Of the New Zealanders who completed the survey, 59 per cent thought they would most likely be influenced to investigate faith by seeing others live out their faith. And if that faith was lived out while caring for people suffering from a personal trauma or life change, the impact of that Christian love and care went up. The survey also found that 54 per cent of Kiwis were open to changing their religious views or exploring other beliefs, Anglican Taonga said.

The “Faith and Belief in New Zealand” report came from a Wilberforce Foundation commissioned survey carried out by Australian communications company McCrindle Research. It draws on national census records of religious affiliation and used online questionnaires to establish patterns of perception and belief across a group of 1007 respondents.

Just under half of those who completed the questionnaire (46 to 47 per cent) said spirituality was important for wellbeing and mental health, and in the 18-25 age group that edged up to 50 to 52 per cent, making it the majority view for the youngest age group surveyed.

The survey pinpointed what the Wilberforce Foundation termed “belief blockers” – those aspects of behaviour, belief or reputation that turned people off from pursuing faith. The biggest belief blocker was sexual abuse that had occurred within the church, which was cited by 76 per cent of respondents.

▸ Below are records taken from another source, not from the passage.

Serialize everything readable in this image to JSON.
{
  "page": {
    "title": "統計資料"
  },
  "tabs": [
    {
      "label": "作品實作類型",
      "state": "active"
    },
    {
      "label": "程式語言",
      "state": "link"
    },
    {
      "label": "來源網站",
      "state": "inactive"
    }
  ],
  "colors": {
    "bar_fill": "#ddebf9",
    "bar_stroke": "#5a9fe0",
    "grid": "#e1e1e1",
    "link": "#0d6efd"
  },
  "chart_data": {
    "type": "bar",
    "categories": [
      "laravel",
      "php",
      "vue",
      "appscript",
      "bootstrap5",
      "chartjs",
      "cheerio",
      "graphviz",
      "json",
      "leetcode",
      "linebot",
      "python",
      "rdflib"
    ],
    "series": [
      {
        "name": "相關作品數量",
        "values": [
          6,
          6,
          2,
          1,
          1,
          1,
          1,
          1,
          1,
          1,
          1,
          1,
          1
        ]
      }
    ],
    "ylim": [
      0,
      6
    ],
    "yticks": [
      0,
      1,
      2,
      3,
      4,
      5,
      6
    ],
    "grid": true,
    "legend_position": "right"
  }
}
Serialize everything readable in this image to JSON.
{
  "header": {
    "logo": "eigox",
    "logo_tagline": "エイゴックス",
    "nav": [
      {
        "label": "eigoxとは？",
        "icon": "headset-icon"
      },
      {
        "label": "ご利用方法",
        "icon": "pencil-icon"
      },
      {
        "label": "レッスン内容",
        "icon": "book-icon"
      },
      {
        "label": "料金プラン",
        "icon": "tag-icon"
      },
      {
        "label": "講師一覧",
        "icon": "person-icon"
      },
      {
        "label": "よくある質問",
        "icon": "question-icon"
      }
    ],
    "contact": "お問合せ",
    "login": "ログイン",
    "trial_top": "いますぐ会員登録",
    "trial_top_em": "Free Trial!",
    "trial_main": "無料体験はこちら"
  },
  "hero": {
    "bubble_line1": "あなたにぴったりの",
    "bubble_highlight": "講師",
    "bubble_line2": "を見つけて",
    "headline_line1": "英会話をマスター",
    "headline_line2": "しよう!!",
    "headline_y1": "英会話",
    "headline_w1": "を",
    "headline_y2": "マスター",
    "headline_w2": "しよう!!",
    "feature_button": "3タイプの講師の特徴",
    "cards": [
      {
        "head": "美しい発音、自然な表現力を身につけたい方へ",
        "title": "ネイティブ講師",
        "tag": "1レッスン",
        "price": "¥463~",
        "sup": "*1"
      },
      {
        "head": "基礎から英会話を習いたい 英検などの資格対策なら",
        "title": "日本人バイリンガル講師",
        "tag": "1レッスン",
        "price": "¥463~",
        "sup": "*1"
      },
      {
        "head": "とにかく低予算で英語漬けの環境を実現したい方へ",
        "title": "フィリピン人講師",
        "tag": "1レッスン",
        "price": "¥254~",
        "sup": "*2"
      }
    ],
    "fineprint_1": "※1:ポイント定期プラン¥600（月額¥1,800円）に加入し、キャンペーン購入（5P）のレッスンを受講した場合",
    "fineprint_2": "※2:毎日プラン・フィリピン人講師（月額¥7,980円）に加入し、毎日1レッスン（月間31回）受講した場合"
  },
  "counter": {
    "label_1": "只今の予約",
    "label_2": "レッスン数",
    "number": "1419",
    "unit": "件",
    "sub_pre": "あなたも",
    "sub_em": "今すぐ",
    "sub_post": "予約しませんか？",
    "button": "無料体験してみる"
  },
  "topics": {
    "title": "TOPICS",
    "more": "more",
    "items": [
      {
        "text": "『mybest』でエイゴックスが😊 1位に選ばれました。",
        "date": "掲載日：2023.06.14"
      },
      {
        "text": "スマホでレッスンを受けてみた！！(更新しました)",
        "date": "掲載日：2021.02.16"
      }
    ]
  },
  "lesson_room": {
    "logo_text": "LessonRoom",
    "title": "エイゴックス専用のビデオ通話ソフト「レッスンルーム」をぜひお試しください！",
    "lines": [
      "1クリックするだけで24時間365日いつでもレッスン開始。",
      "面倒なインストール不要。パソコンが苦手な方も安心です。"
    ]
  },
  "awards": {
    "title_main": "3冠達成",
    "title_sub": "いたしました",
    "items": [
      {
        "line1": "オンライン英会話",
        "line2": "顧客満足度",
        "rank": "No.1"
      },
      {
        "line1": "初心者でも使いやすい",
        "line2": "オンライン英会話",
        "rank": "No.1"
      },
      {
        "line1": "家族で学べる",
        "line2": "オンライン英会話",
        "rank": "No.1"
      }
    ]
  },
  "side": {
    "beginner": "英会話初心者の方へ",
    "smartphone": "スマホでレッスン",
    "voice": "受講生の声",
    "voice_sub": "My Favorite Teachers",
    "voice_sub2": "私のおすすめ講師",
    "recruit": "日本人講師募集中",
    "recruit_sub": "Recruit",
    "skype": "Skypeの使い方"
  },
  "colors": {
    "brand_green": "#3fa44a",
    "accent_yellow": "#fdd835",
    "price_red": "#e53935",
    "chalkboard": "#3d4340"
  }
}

Others included hypocritical attitudes or behaviour (69 per cent), negative attitudes on homosexuality (47 per cent) and “the perceived mismatch of proclaiming a loving God that would nonetheless send sinners to hell” (45 per cent).

“The results contained hopeful news for Christians looking to share their faith with those beyond church walls”, Anglican Taonga said. “Of the non-Christians sampled, 26 per cent were warm towards Christianity, while another 13 per cent saw themselves as Christians, but didn’t currently make it to any church.”